**EXERCISE:** The records are to be copied in their entirety, exactly as given.

(Entries from a dataset of interfaces)

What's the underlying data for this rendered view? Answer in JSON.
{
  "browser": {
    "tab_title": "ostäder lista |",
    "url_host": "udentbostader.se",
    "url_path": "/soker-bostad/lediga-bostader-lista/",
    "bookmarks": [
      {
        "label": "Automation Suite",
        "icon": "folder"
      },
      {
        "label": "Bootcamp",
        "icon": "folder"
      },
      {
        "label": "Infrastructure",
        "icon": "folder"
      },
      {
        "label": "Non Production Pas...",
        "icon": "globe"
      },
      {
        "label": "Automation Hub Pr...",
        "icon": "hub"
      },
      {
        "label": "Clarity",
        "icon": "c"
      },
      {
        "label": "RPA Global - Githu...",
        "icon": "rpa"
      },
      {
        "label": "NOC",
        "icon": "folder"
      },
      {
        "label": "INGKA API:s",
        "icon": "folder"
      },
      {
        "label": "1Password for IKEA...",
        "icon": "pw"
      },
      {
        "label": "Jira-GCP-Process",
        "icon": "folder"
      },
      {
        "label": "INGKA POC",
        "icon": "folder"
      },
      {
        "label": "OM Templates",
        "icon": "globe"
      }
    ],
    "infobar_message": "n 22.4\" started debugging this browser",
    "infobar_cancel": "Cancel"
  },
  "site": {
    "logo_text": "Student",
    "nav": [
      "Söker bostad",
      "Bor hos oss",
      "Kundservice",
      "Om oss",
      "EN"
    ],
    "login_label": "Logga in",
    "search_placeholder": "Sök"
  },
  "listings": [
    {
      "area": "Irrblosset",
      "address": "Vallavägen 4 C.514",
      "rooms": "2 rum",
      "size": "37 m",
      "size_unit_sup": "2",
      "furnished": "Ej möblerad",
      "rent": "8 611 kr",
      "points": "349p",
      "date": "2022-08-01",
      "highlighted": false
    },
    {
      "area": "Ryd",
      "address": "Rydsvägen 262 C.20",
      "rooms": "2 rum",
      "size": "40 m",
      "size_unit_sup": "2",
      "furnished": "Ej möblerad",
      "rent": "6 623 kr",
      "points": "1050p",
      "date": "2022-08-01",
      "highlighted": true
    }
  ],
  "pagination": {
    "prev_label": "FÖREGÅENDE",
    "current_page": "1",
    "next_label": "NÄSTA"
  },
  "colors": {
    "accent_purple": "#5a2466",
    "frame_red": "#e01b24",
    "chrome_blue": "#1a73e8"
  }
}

**WORKED SOLUTION:**
What's the underlying data for this rendered view? Answer in JSON.
{
  "browser": {
    "tab_title": "ostäder lista |",
    "url_host": "udentbostader.se",
    "url_path": "/soker-bostad/lediga-bostader-lista/",
    "bookmarks": [
      {
        "label": "Automation Suite",
        "icon": "folder"
      },
      {
        "label": "Bootcamp",
        "icon": "folder"
      },
      {
        "label": "Infrastructure",
        "icon": "folder"
      },
      {
        "label": "Non Production Pas...",
        "icon": "globe"
      },
      {
        "label": "Automation Hub Pr...",
        "icon": "hub"
      },
      {
        "label": "Clarity",
        "icon": "c"
      },
      {
        "label": "RPA Global - Githu...",
        "icon": "rpa"
      },
      {
        "label": "NOC",
        "icon": "folder"
      },
      {
        "label": "INGKA API:s",
        "icon": "folder"
      },
      {
        "label": "1Password for IKEA...",
        "icon": "pw"
      },
      {
        "label": "Jira-GCP-Process",
        "icon": "folder"
      },
      {
        "label": "INGKA POC",
        "icon": "folder"
      },
      {
        "label": "OM Templates",
        "icon": "globe"
      }
    ],
    "infobar_message": "n 22.4\" started debugging this browser",
    "infobar_cancel": "Cancel"
  },
  "site": {
    "logo_text": "Student",
    "nav": [
      "Söker bostad",
      "Bor hos oss",
      "Kundservice",
      "Om oss",
      "EN"
    ],
    "login_label": "Logga in",
    "search_placeholder": "Sök"
  },
  "listings": [
    {
      "area": "Irrblosset",
      "address": "Vallavägen 4 C.514",
      "rooms": "2 rum",
      "size": "37 m",
      "size_unit_sup": "2",
      "furnished": "Ej möblerad",
      "rent": "8 611 kr",
      "points": "349p",
      "date": "2022-08-01",
      "highlighted": false
    },
    {
      "area": "Ryd",
      "address": "Rydsvägen 262 C.20",
      "rooms": "2 rum",
      "size": "40 m",
      "size_unit_sup": "2",
      "furnished": "Ej möblerad",
      "rent": "6 623 kr",
      "points": "1050p",
      "date": "2022-08-01",
      "highlighted": true
    }
  ],
  "pagination": {
    "prev_label": "FÖREGÅENDE",
    "current_page": "1",
    "next_label": "NÄSTA"
  },
  "colors": {
    "accent_purple": "#5a2466",
    "frame_red": "#e01b24",
    "chrome_blue": "#1a73e8"
  }
}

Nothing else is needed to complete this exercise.